Venturing into the foreign- dominated entertainment magazine arena where Source feeds the hip-hop crazed readers, Mad has a satirical following, MAXIM sells sex appeal and Teen Beat grabs obsessed pop music fans; GEM is going local.

Launched one day before Republic celebrations kicked off in February, GEM dubbed its first publication, 'the Mashramani Issue'.

The issue provided a sneak peak into the 2004 mash camps, a flashback of Mash 2003 in pictures, and a one-on-one with Culture Minister Gail Teixeira, among other features.

GEM also sat down with the woman who would have been queen, Miss Guyana Universe 2004 second-runner-up, Michelle Armstrong. Had past Miss Guyana World queens, Olive Gopaul and Odessa Phillips not contested the pageant, Armstrong would have emerged victorious.

GEM splashed the hottest fashions across its pages for local in-style trendsetters.

The issue also featured the Iwokrama Rainforest Canopy Walkway, tips on dining out along with local recipes, a calendar of what's happening in and around the country and various other columns. GEM also captured in telling photographs the 2003 Kashif and Shanghai Football tournament in Linden.

Publisher Simeon Corbin told Stabroek News the local magazine was created to showcase the many accomplishments of Guyanese.

He said that every two months, GEM's constant goal will be to transcend race, politics, religion and class to provide candid coverage of people and events in Guyana and its diaspora.

Thought-provoking features, informative columns and a comprehensive calendar of events is the aim of future publications, according to Corbin.

"GEM is here to inform Guyanese and we are hoping to provide that package that will reach people. We [are] also here as that vehicle, that avenue where young writers will progress," the publisher said.

The brainchild of Corbin, GEM took two years before reaching fruition, mainly because of the search for a printing house. Corbin said GEM later collaborated with Caribbean Paper and Printed Products in Trinidad and Tobago.

GEM's editor Rhonda McPherson opined that Guya-nese are after reading material and entertainment news is where they will look. She said that there are things that could make very entertaining reading in this society that have remained untouched for too long.

According to the editor GEM is geared to bring a fresh, new perspective to local reading material, adding that people will still be entertained and informed, but in a more practical way.

McPherson said GEM is still in its early stages and the involvement of the readership is a critical component.

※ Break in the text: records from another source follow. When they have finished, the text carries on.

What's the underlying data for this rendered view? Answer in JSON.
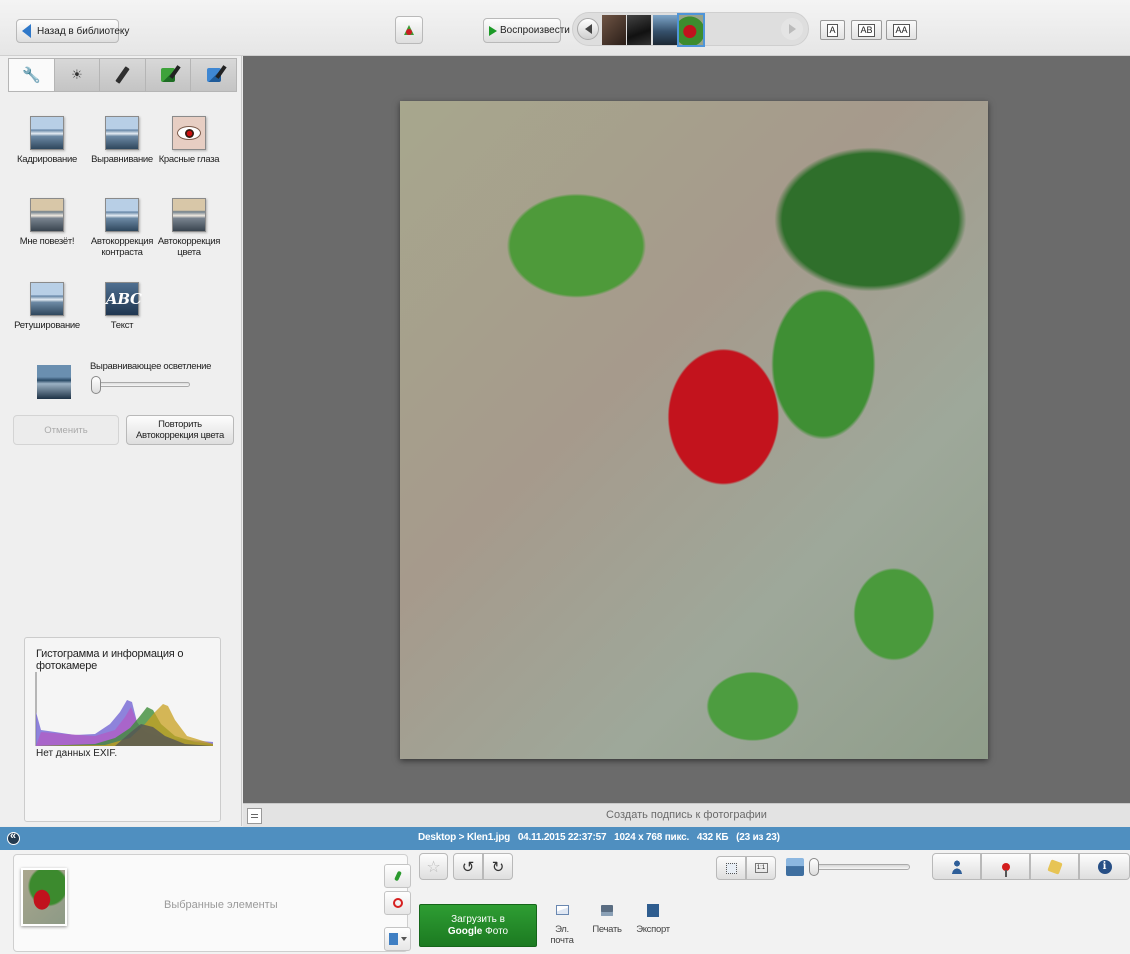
{
  "toolbar": {
    "back_label": "Назад в библиотеку",
    "play_label": "Воспроизвести",
    "text_modes": [
      "A",
      "AB",
      "AA"
    ]
  },
  "edit_panel": {
    "tools": {
      "crop": "Кадрирование",
      "straighten": "Выравнивание",
      "redeye": "Красные глаза",
      "lucky": "Мне повезёт!",
      "autocontrast": "Автокоррекция контраста",
      "autocolor": "Автокоррекция цвета",
      "retouch": "Ретуширование",
      "text": "Текст",
      "text_icon": "ABC"
    },
    "fill_light": {
      "label": "Выравнивающее осветление",
      "value": 0
    },
    "undo_label": "Отменить",
    "redo_label": "Повторить Автокоррекция цвета"
  },
  "histogram": {
    "title": "Гистограмма и информация о фотокамере",
    "exif": "Нет данных EXIF.",
    "colors": {
      "red": "#c8a020",
      "green": "#3f8d3a",
      "blue": "#7b6fd6",
      "purple": "#b25bc4",
      "gray": "#555555"
    }
  },
  "caption": {
    "placeholder": "Создать подпись к фотографии"
  },
  "info_bar": {
    "path": "Desktop > Klen1.jpg",
    "datetime": "04.11.2015 22:37:57",
    "dimensions": "1024 x 768 пикс.",
    "size": "432 КБ",
    "count": "(23 из 23)"
  },
  "tray": {
    "label": "Выбранные элементы"
  },
  "actions": {
    "upload_line1": "Загрузить в",
    "upload_line2_bold": "Google",
    "upload_line2_rest": " Фото",
    "email": "Эл. почта",
    "print": "Печать",
    "export": "Экспорт"
  },
  "zoom": {
    "value": 0
  },
  "icons": {
    "back": "arrow-left-icon",
    "play": "play-icon",
    "tabs": [
      "wrench-icon",
      "sun-icon",
      "brush-icon",
      "green-brush-icon",
      "blue-brush-icon"
    ],
    "star": "star-icon",
    "rotate_left": "rotate-left-icon",
    "rotate_right": "rotate-right-icon",
    "people": "person-icon",
    "places": "map-pin-icon",
    "tags": "tag-icon",
    "info": "info-icon"
  },
  "colors": {
    "info_bar": "#4f8fc0",
    "upload_button": "#2e9d33",
    "preview_background": "#6b6b6b"
  }
}
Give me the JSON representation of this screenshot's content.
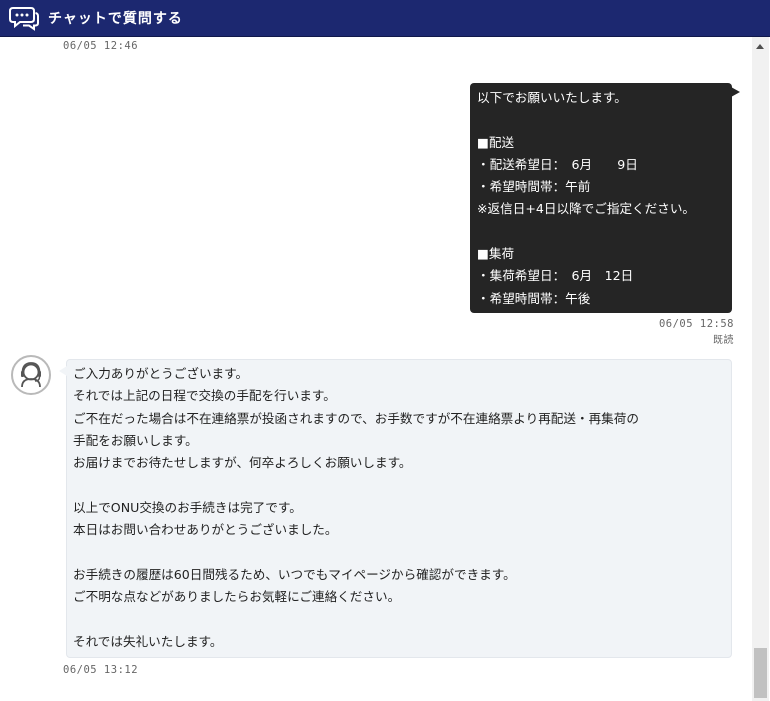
{
  "header": {
    "title": "チャットで質問する"
  },
  "messages": {
    "timestamp_top": "06/05 12:46",
    "user_message": {
      "lines": [
        "以下でお願いいたします。",
        "",
        "■配送",
        "・配送希望日：　6月　　9日",
        "・希望時間帯：午前",
        "※返信日+4日以降でご指定ください。",
        "",
        "■集荷",
        "・集荷希望日：　6月　12日",
        "・希望時間帯：午後"
      ],
      "timestamp": "06/05 12:58",
      "read_status": "既読"
    },
    "operator_message": {
      "lines": [
        "ご入力ありがとうございます。",
        "それでは上記の日程で交換の手配を行います。",
        "ご不在だった場合は不在連絡票が投函されますので、お手数ですが不在連絡票より再配送・再集荷の",
        "手配をお願いします。",
        "お届けまでお待たせしますが、何卒よろしくお願いします。",
        "",
        "以上でONU交換のお手続きは完了です。",
        "本日はお問い合わせありがとうございました。",
        "",
        "お手続きの履歴は60日間残るため、いつでもマイページから確認ができます。",
        "ご不明な点などがありましたらお気軽にご連絡ください。",
        "",
        "それでは失礼いたします。"
      ],
      "timestamp": "06/05 13:12"
    }
  },
  "icons": {
    "header": "chat-bubbles-icon",
    "operator": "operator-headset-icon"
  },
  "colors": {
    "header_bg": "#1c2870",
    "user_bubble_bg": "#252525",
    "operator_bubble_bg": "#f1f4f7"
  }
}
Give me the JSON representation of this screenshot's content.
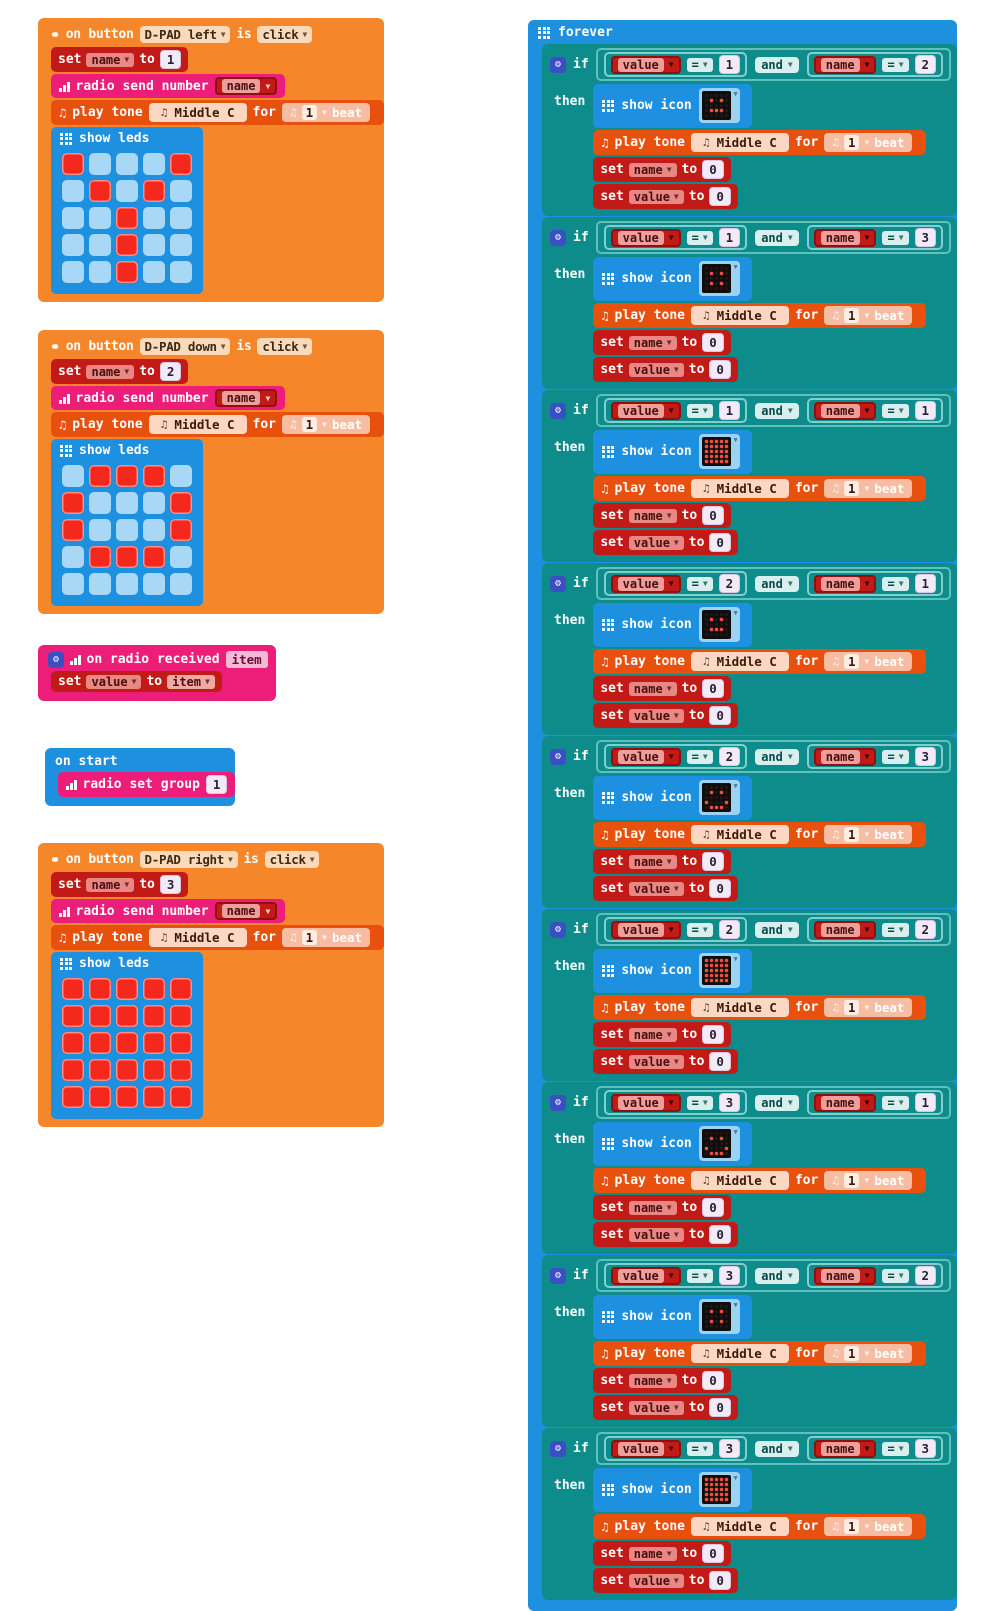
{
  "app": {
    "title": "MakeCode micro:bit blocks workspace"
  },
  "palette": {
    "event_orange": "#F5872A",
    "variable_red": "#C21B17",
    "radio_magenta": "#EC1E79",
    "music_orange": "#E8500E",
    "basic_blue": "#1E90E0",
    "logic_teal": "#0E8C8C",
    "led_on": "#F5281E",
    "led_off": "#A8D8F5",
    "background": "#FFFFFF"
  },
  "labels": {
    "on_button": "on button",
    "is": "is",
    "set": "set",
    "to": "to",
    "radio_send_number": "radio send number",
    "radio_set_group": "radio set group",
    "play_tone": "play tone",
    "for": "for",
    "beat": "beat",
    "show_leds": "show leds",
    "show_icon": "show icon",
    "forever": "forever",
    "if": "if",
    "then": "then",
    "and": "and",
    "on_radio_received": "on radio received",
    "on_start": "on start",
    "equals": "=",
    "click": "click",
    "middle_c": "Middle C",
    "beat_value": "1"
  },
  "scripts": [
    {
      "id": "on-button-dpad-left",
      "kind": "event",
      "button": "D-PAD left",
      "event": "click",
      "set_var": "name",
      "set_value": "1",
      "radio_send_var": "name",
      "tone": "Middle C",
      "beats": "1",
      "leds": [
        [
          1,
          0,
          0,
          0,
          1
        ],
        [
          0,
          1,
          0,
          1,
          0
        ],
        [
          0,
          0,
          1,
          0,
          0
        ],
        [
          0,
          0,
          1,
          0,
          0
        ],
        [
          0,
          0,
          1,
          0,
          0
        ]
      ]
    },
    {
      "id": "on-button-dpad-down",
      "kind": "event",
      "button": "D-PAD down",
      "event": "click",
      "set_var": "name",
      "set_value": "2",
      "radio_send_var": "name",
      "tone": "Middle C",
      "beats": "1",
      "leds": [
        [
          0,
          1,
          1,
          1,
          0
        ],
        [
          1,
          0,
          0,
          0,
          1
        ],
        [
          1,
          0,
          0,
          0,
          1
        ],
        [
          0,
          1,
          1,
          1,
          0
        ],
        [
          0,
          0,
          0,
          0,
          0
        ]
      ]
    },
    {
      "id": "on-radio-received",
      "kind": "radio-received",
      "param": "item",
      "set_var": "value",
      "set_from": "item"
    },
    {
      "id": "on-start",
      "kind": "start",
      "radio_group": "1"
    },
    {
      "id": "on-button-dpad-right",
      "kind": "event",
      "button": "D-PAD right",
      "event": "click",
      "set_var": "name",
      "set_value": "3",
      "radio_send_var": "name",
      "tone": "Middle C",
      "beats": "1",
      "leds": [
        [
          1,
          1,
          1,
          1,
          1
        ],
        [
          1,
          1,
          1,
          1,
          1
        ],
        [
          1,
          1,
          1,
          1,
          1
        ],
        [
          1,
          1,
          1,
          1,
          1
        ],
        [
          1,
          1,
          1,
          1,
          1
        ]
      ]
    }
  ],
  "forever": {
    "label": "forever",
    "branches": [
      {
        "id": "if-value1-name2",
        "left_var": "value",
        "left_op": "=",
        "left_val": "1",
        "conj": "and",
        "right_var": "name",
        "right_op": "=",
        "right_val": "2",
        "icon": [
          [
            0,
            0,
            0,
            0,
            0
          ],
          [
            0,
            1,
            0,
            1,
            0
          ],
          [
            0,
            0,
            0,
            0,
            0
          ],
          [
            0,
            1,
            1,
            1,
            0
          ],
          [
            0,
            0,
            0,
            0,
            0
          ]
        ],
        "tone": "Middle C",
        "beats": "1",
        "reset": [
          {
            "var": "name",
            "val": "0"
          },
          {
            "var": "value",
            "val": "0"
          }
        ]
      },
      {
        "id": "if-value1-name3",
        "left_var": "value",
        "left_op": "=",
        "left_val": "1",
        "conj": "and",
        "right_var": "name",
        "right_op": "=",
        "right_val": "3",
        "icon": [
          [
            0,
            0,
            0,
            0,
            0
          ],
          [
            0,
            1,
            0,
            1,
            0
          ],
          [
            0,
            0,
            0,
            0,
            0
          ],
          [
            0,
            1,
            0,
            1,
            0
          ],
          [
            0,
            0,
            0,
            0,
            0
          ]
        ],
        "tone": "Middle C",
        "beats": "1",
        "reset": [
          {
            "var": "name",
            "val": "0"
          },
          {
            "var": "value",
            "val": "0"
          }
        ]
      },
      {
        "id": "if-value1-name1",
        "left_var": "value",
        "left_op": "=",
        "left_val": "1",
        "conj": "and",
        "right_var": "name",
        "right_op": "=",
        "right_val": "1",
        "icon": [
          [
            1,
            1,
            1,
            1,
            1
          ],
          [
            1,
            1,
            1,
            1,
            1
          ],
          [
            1,
            1,
            1,
            1,
            1
          ],
          [
            1,
            1,
            1,
            1,
            1
          ],
          [
            1,
            1,
            1,
            1,
            1
          ]
        ],
        "tone": "Middle C",
        "beats": "1",
        "reset": [
          {
            "var": "name",
            "val": "0"
          },
          {
            "var": "value",
            "val": "0"
          }
        ]
      },
      {
        "id": "if-value2-name1",
        "left_var": "value",
        "left_op": "=",
        "left_val": "2",
        "conj": "and",
        "right_var": "name",
        "right_op": "=",
        "right_val": "1",
        "icon": [
          [
            0,
            0,
            0,
            0,
            0
          ],
          [
            0,
            1,
            0,
            1,
            0
          ],
          [
            0,
            0,
            0,
            0,
            0
          ],
          [
            0,
            1,
            1,
            1,
            0
          ],
          [
            0,
            0,
            0,
            0,
            0
          ]
        ],
        "tone": "Middle C",
        "beats": "1",
        "reset": [
          {
            "var": "name",
            "val": "0"
          },
          {
            "var": "value",
            "val": "0"
          }
        ]
      },
      {
        "id": "if-value2-name3",
        "left_var": "value",
        "left_op": "=",
        "left_val": "2",
        "conj": "and",
        "right_var": "name",
        "right_op": "=",
        "right_val": "3",
        "icon": [
          [
            0,
            0,
            0,
            0,
            0
          ],
          [
            0,
            1,
            0,
            1,
            0
          ],
          [
            0,
            0,
            0,
            0,
            0
          ],
          [
            1,
            0,
            0,
            0,
            1
          ],
          [
            0,
            1,
            1,
            1,
            0
          ]
        ],
        "tone": "Middle C",
        "beats": "1",
        "reset": [
          {
            "var": "name",
            "val": "0"
          },
          {
            "var": "value",
            "val": "0"
          }
        ]
      },
      {
        "id": "if-value2-name2",
        "left_var": "value",
        "left_op": "=",
        "left_val": "2",
        "conj": "and",
        "right_var": "name",
        "right_op": "=",
        "right_val": "2",
        "icon": [
          [
            1,
            1,
            1,
            1,
            1
          ],
          [
            1,
            1,
            1,
            1,
            1
          ],
          [
            1,
            1,
            1,
            1,
            1
          ],
          [
            1,
            1,
            1,
            1,
            1
          ],
          [
            1,
            1,
            1,
            1,
            1
          ]
        ],
        "tone": "Middle C",
        "beats": "1",
        "reset": [
          {
            "var": "name",
            "val": "0"
          },
          {
            "var": "value",
            "val": "0"
          }
        ]
      },
      {
        "id": "if-value3-name1",
        "left_var": "value",
        "left_op": "=",
        "left_val": "3",
        "conj": "and",
        "right_var": "name",
        "right_op": "=",
        "right_val": "1",
        "icon": [
          [
            0,
            0,
            0,
            0,
            0
          ],
          [
            0,
            1,
            0,
            1,
            0
          ],
          [
            0,
            0,
            0,
            0,
            0
          ],
          [
            1,
            0,
            0,
            0,
            1
          ],
          [
            0,
            1,
            1,
            1,
            0
          ]
        ],
        "tone": "Middle C",
        "beats": "1",
        "reset": [
          {
            "var": "name",
            "val": "0"
          },
          {
            "var": "value",
            "val": "0"
          }
        ]
      },
      {
        "id": "if-value3-name2",
        "left_var": "value",
        "left_op": "=",
        "left_val": "3",
        "conj": "and",
        "right_var": "name",
        "right_op": "=",
        "right_val": "2",
        "icon": [
          [
            0,
            0,
            0,
            0,
            0
          ],
          [
            0,
            1,
            0,
            1,
            0
          ],
          [
            0,
            0,
            0,
            0,
            0
          ],
          [
            0,
            1,
            0,
            1,
            0
          ],
          [
            0,
            0,
            0,
            0,
            0
          ]
        ],
        "tone": "Middle C",
        "beats": "1",
        "reset": [
          {
            "var": "name",
            "val": "0"
          },
          {
            "var": "value",
            "val": "0"
          }
        ]
      },
      {
        "id": "if-value3-name3",
        "left_var": "value",
        "left_op": "=",
        "left_val": "3",
        "conj": "and",
        "right_var": "name",
        "right_op": "=",
        "right_val": "3",
        "icon": [
          [
            1,
            1,
            1,
            1,
            1
          ],
          [
            1,
            1,
            1,
            1,
            1
          ],
          [
            1,
            1,
            1,
            1,
            1
          ],
          [
            1,
            1,
            1,
            1,
            1
          ],
          [
            1,
            1,
            1,
            1,
            1
          ]
        ],
        "tone": "Middle C",
        "beats": "1",
        "reset": [
          {
            "var": "name",
            "val": "0"
          },
          {
            "var": "value",
            "val": "0"
          }
        ]
      }
    ]
  }
}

GEM's next issue will be out before the Easter weekend. Among the magazine's features will be a photo spread of the Mash 2004 celebrations, an interview with eight local male professionals and a look into the life of local designer Sonia Noel.